But what I remember most about fishing was the day I caught a tilapia fish for the first time at the age of six, and as a sign of respect I was offered the head, and I was supposed to eat the gills, eyes, brain; I was supposed to eat all of it. And luckily I did it!
I started primary school without a shirt. I had only shorts, and I had no shoes! Do you believe that not wearing shoes poses a risk to helminthic infections? I didn’t. My leg would contain several tunnels of all kinds of sharp objects which pierce the skin, some time I would rub it on a very big rock to at least remove the separated ridges, called amang’a or machacha on the palms of my foot; I was usually not successful. I heard that my great grandmother has a very big ridged tunnel on the palm of her left leg that she could even use to hide a local cigar. However, at the end she died after the tunnel got infected with a serious incurable bacterial infection. My only chance of survival came after my sister’s shoes became too small for her feet. I inherited the crocodile skin made shoes which of course I later passed on to my young brother after my feet became bigger. It was a wonderful method of sharing resources!
I witnessed my father marrying a second wife; she was my elder sister’s age but what could I have done? I just enjoyed the cow’s meat on the wedding day. She was from Rukuba, one of the island of Lake Victoria. She came in a boat and was then transported on a bicycle to her husband. However, when they reached a river that they had to cross, the bride refused until she was paid half a dollar. By that time, the eighties, that was a large amount of money. It is common in our culture for the bride to refuse doing something until paid some money. I don’t know how it in your own culture ,The very same day we saw a white person, or Mzungu. I was really frightened as I couldn’t imagine that there are people who are so white in this world. A lot of children surrounded him trying to touch him and touch themselves to see if they will become white like him. For me I didn’t even dare to touch him. Even after my father introduced him as a missionary and asked me to greet him, I ran into the kitchen. Poor me. But when it was the time for him to leave, all children ran to the road, and they formed a line on the road bending to smell the diesel in the tire marks on the road. By that time I would join them to feel the smell left by the car tyres. We would even fight for the space!

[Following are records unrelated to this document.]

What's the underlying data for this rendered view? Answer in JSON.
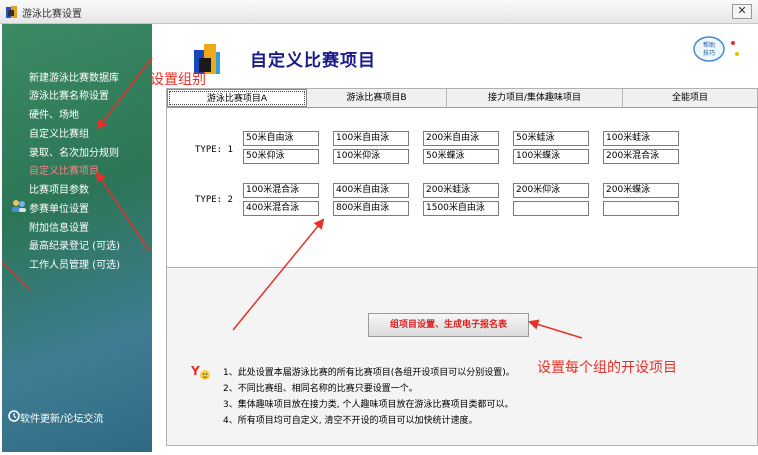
{
  "window": {
    "title": "游泳比赛设置",
    "close_label": "✕"
  },
  "sidebar": {
    "items": [
      {
        "label": "新建游泳比赛数据库"
      },
      {
        "label": "游泳比赛名称设置"
      },
      {
        "label": "硬件、场地"
      },
      {
        "label": "自定义比赛组"
      },
      {
        "label": "录取、名次加分规则"
      },
      {
        "label": "自定义比赛项目",
        "active": true
      },
      {
        "label": "比赛项目参数"
      },
      {
        "label": "参赛单位设置"
      },
      {
        "label": "附加信息设置"
      },
      {
        "label": "最高纪录登记 (可选)"
      },
      {
        "label": "工作人员管理 (可选)"
      }
    ],
    "footer": "软件更新/论坛交流"
  },
  "header": {
    "title": "自定义比赛项目",
    "help_label": "帮助技巧"
  },
  "tabs": [
    "游泳比赛项目A",
    "游泳比赛项目B",
    "接力项目/集体趣味项目",
    "全能项目"
  ],
  "types": [
    {
      "label": "TYPE: 1",
      "rows": [
        [
          "50米自由泳",
          "100米自由泳",
          "200米自由泳",
          "50米蛙泳",
          "100米蛙泳"
        ],
        [
          "50米仰泳",
          "100米仰泳",
          "50米蝶泳",
          "100米蝶泳",
          "200米混合泳"
        ]
      ]
    },
    {
      "label": "TYPE: 2",
      "rows": [
        [
          "100米混合泳",
          "400米自由泳",
          "200米蛙泳",
          "200米仰泳",
          "200米蝶泳"
        ],
        [
          "400米混合泳",
          "800米自由泳",
          "1500米自由泳",
          "",
          ""
        ]
      ]
    }
  ],
  "generate_button": "组项目设置、生成电子报名表",
  "notes": [
    "1、此处设置本届游泳比赛的所有比赛项目(各组开设项目可以分别设置)。",
    "2、不同比赛组、相同名称的比赛只要设置一个。",
    "3、集体趣味项目放在接力类, 个人趣味项目放在游泳比赛项目类都可以。",
    "4、所有项目均可自定义, 清空不开设的项目可以加快统计速度。"
  ],
  "annotations": {
    "group": "设置组别",
    "items": "设置每个组的开设项目"
  },
  "colors": {
    "accent_title": "#1a1a8c",
    "annotation": "#e8302a",
    "active_menu": "#ff8080",
    "sidebar": "#2c7656"
  }
}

That same year, my cousin discovered my extraordinary academic performance and decided to send me to Shinyanga to finish my primary education.
There, another story begins…….
To be continued……